ABB noted that it will enable the crew onboard the ship to rest and be alert when required for the actual work of the tug.
The company also said that the trial utilises digital solutions in increasing the safety and efficiency of tug operations.
As part of the agreement, KMDTech will collaborate with the Technology Centre for Offshore and Marine, Singapore (TCOMS) and the Maritime Port Authority of Singapore (MPA) to develop requested technology.
KMDTech will also serve as the system integrator for the autonomous solutions.
Ports of Antwerp and Zeebrugge begin merger negotiations
The ports of Antwerp and Zeebrugge in Belgium have started discussions about the possibility of a merger to address the issue of growing competition.
The two will continue the talks for two years until reaching the final decision.
Both port authorities have selected consultancy firm Deloitte and the Belgian law company Laga to conduct a complementarity study. In the study, the ports were found to have similar external challenges.
In a statement, the ports said: “The report of Deloitte and Laga states that the current cooperation between the two ports has little impact because of the existing competition, limited scope and low engagement.”
Highlighting the possible synergy between the two ports, the report concluded that improved collaborations will enable the ports to deal with future challenges, including digitalisation.
Port of Zeebrugge chairman Dirk De fauw said: “The ambition of both port authorities is to form a ‘main port from A to Z’ which is ‘future-proof’.
“Based on the growing trust and the positive findings of the research report, we will start the formal discussions with our colleagues from the Port of Antwerp.”
Antwerp manages 235 million tonnes of goods annually and is the second-largest port in Europe.
In terms of importing and exporting roll-on/roll-off (RORO) cargo, the Port of Zeebrugge is the largest port in the world.

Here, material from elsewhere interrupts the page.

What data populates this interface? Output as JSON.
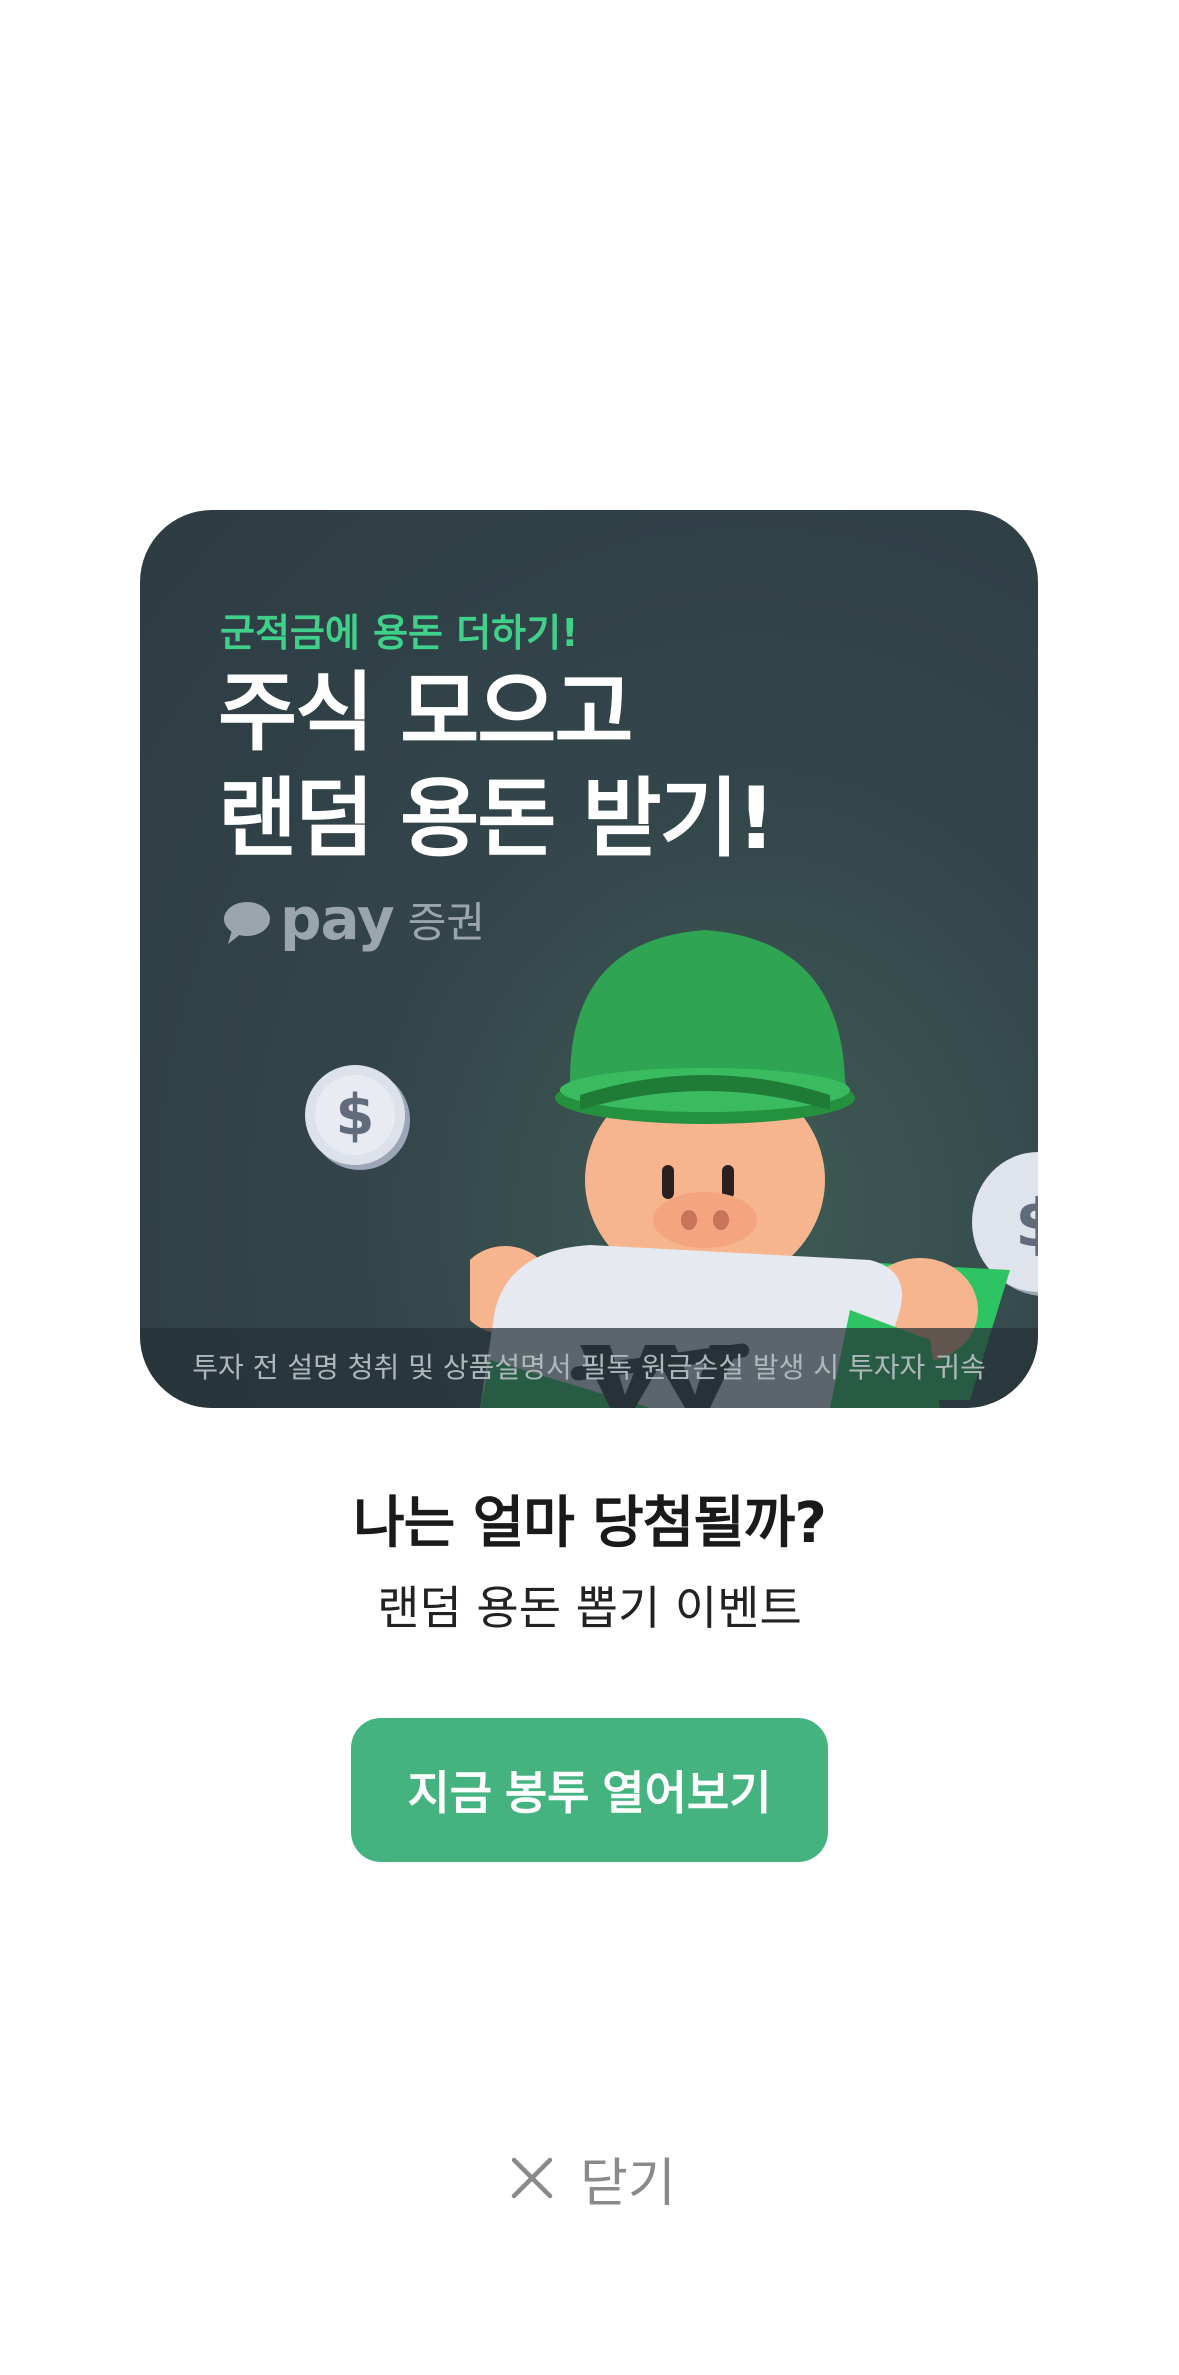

In 2017, the port handled a total of 2.8 million new vehicles and 1.3 million full truckloads.
Last month, Norwegian cleantech firm ECOSUBSEA secured contracts to provide hull cleaning services in ports of Antwerp and Zeebrugge.

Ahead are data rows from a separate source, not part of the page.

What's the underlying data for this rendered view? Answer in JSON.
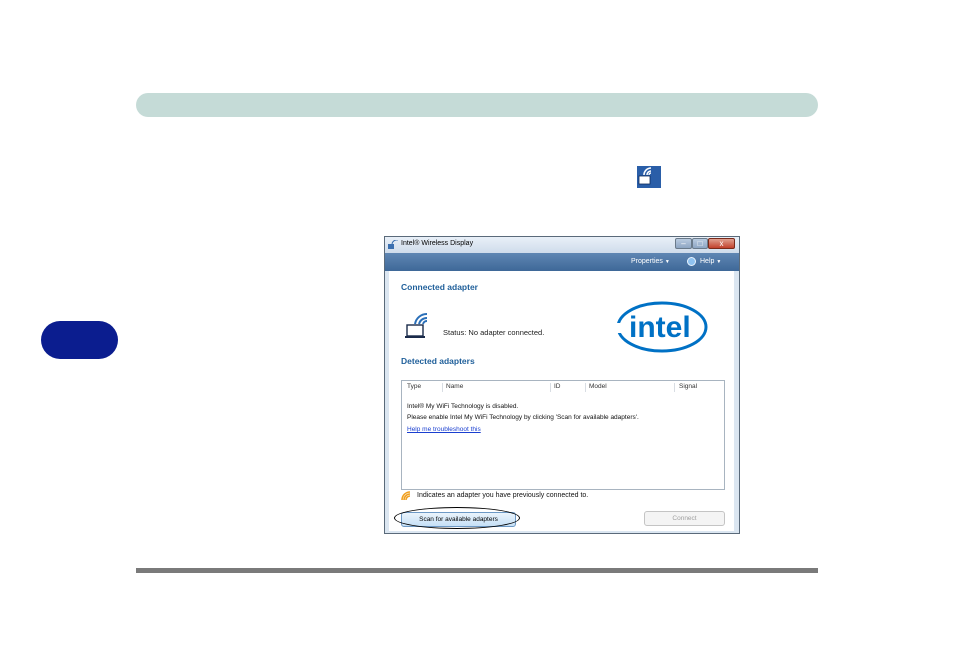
{
  "window": {
    "title": "Intel® Wireless Display",
    "minimize_glyph": "–",
    "maximize_glyph": "□",
    "close_glyph": "x"
  },
  "toolbar": {
    "properties_label": "Properties",
    "help_label": "Help",
    "menu_arrow": "▼"
  },
  "connected_section": {
    "title": "Connected adapter",
    "status_text": "Status: No adapter connected."
  },
  "brand": {
    "logo_text": "intel",
    "logo_color": "#0071c5"
  },
  "detected_section": {
    "title": "Detected adapters",
    "columns": [
      "Type",
      "Name",
      "ID",
      "Model",
      "Signal"
    ],
    "message_line_1": "Intel® My WiFi Technology is disabled.",
    "message_line_2": "Please enable Intel My WiFi Technology by clicking 'Scan for available adapters'.",
    "help_link": "Help me troubleshoot this"
  },
  "legend_text": "Indicates an adapter you have previously connected to.",
  "buttons": {
    "scan": "Scan for available adapters",
    "connect": "Connect"
  },
  "colors": {
    "header_bar": "#c5dbd7",
    "chapter_tab": "#0b1d8f",
    "accent_title": "#1f5f9a",
    "toolbar": "#4a73a3"
  }
}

IBM to provide AI system to Mayflower Autonomous Ship
Multinational technology company IBM has announced that it will provide its artificial intelligence (AI) technology to the Mayflower Autonomous Ship (MAS) for the trans-Atlantic journey in September 2020.
In July 2015, Plymouth University, in partnership with autonomous craft specialist MSubs and yacht designer Shuttleworth Design, launched the project to design and build the world’s first fully autonomous, unmanned research ship.
IBM will join the global consortium of partners, led by marine research organisation ProMare.
The launch of the autonomous ship will mark the 400th anniversary of the original Mayflower sailings from Plymouth, England, to Plymouth in Massachusetts, US.
In addition to the AI system, IBM will also supply advanced servers, as well as cloud and edge computing technologies for the project.
Mayflower Autonomous Ship project co-director Brett Phaneuf said: “Putting a research ship to sea can cost tens of thousands of dollars or pounds a day and is limited by how much time people can spend onboard, a prohibitive factor for many of today’s marine scientific missions.
“With this project, we are pioneering a cost-effective and flexible platform for gathering data that will help safeguard the health of the ocean and the industries it supports.”
The ship will also be equipped with three research pods that contain sensors and scientific instrumentation.
Pods will be used to understand different areas such as marine mammal monitoring, maritime cybersecurity, ocean plastics and sea level mapping.
The UK’s University of Plymouth will coordinate the project, with the support from IBM and ProMare. The university will also lead the research to improve the understanding of microplastics by analysing water samples from the ship.
The university expects the project to provide a better insight into the origin, distribution and potential impact of microplastics in the ocean.
The UK’s University of Birmingham will provide virtual, augmented and mixed reality technology for the MAS mission.